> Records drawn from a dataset
------------------------
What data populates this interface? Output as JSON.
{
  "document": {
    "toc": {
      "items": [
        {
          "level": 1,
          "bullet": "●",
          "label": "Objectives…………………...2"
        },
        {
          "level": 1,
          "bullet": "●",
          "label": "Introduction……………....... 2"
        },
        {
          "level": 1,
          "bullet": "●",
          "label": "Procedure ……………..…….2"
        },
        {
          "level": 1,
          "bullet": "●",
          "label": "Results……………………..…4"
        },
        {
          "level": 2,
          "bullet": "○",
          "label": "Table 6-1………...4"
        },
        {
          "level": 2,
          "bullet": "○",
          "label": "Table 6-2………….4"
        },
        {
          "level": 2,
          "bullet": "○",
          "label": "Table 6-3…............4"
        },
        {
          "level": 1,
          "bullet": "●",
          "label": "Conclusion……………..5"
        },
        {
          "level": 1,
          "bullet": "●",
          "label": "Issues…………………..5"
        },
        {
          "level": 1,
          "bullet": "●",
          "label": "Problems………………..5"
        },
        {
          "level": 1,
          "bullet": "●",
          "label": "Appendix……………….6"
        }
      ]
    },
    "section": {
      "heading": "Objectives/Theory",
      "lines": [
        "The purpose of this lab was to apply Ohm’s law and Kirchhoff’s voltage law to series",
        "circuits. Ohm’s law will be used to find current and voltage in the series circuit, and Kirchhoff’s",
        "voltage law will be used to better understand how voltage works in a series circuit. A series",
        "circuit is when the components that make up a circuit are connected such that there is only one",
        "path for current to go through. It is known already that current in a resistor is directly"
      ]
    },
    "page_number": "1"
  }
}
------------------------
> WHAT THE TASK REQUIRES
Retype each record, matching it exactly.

> ANSWER BOX
What data populates this interface? Output as JSON.
{
  "document": {
    "toc": {
      "items": [
        {
          "level": 1,
          "bullet": "●",
          "label": "Objectives…………………...2"
        },
        {
          "level": 1,
          "bullet": "●",
          "label": "Introduction……………....... 2"
        },
        {
          "level": 1,
          "bullet": "●",
          "label": "Procedure ……………..…….2"
        },
        {
          "level": 1,
          "bullet": "●",
          "label": "Results……………………..…4"
        },
        {
          "level": 2,
          "bullet": "○",
          "label": "Table 6-1………...4"
        },
        {
          "level": 2,
          "bullet": "○",
          "label": "Table 6-2………….4"
        },
        {
          "level": 2,
          "bullet": "○",
          "label": "Table 6-3…............4"
        },
        {
          "level": 1,
          "bullet": "●",
          "label": "Conclusion……………..5"
        },
        {
          "level": 1,
          "bullet": "●",
          "label": "Issues…………………..5"
        },
        {
          "level": 1,
          "bullet": "●",
          "label": "Problems………………..5"
        },
        {
          "level": 1,
          "bullet": "●",
          "label": "Appendix……………….6"
        }
      ]
    },
    "section": {
      "heading": "Objectives/Theory",
      "lines": [
        "The purpose of this lab was to apply Ohm’s law and Kirchhoff’s voltage law to series",
        "circuits. Ohm’s law will be used to find current and voltage in the series circuit, and Kirchhoff’s",
        "voltage law will be used to better understand how voltage works in a series circuit. A series",
        "circuit is when the components that make up a circuit are connected such that there is only one",
        "path for current to go through. It is known already that current in a resistor is directly"
      ]
    },
    "page_number": "1"
  }
}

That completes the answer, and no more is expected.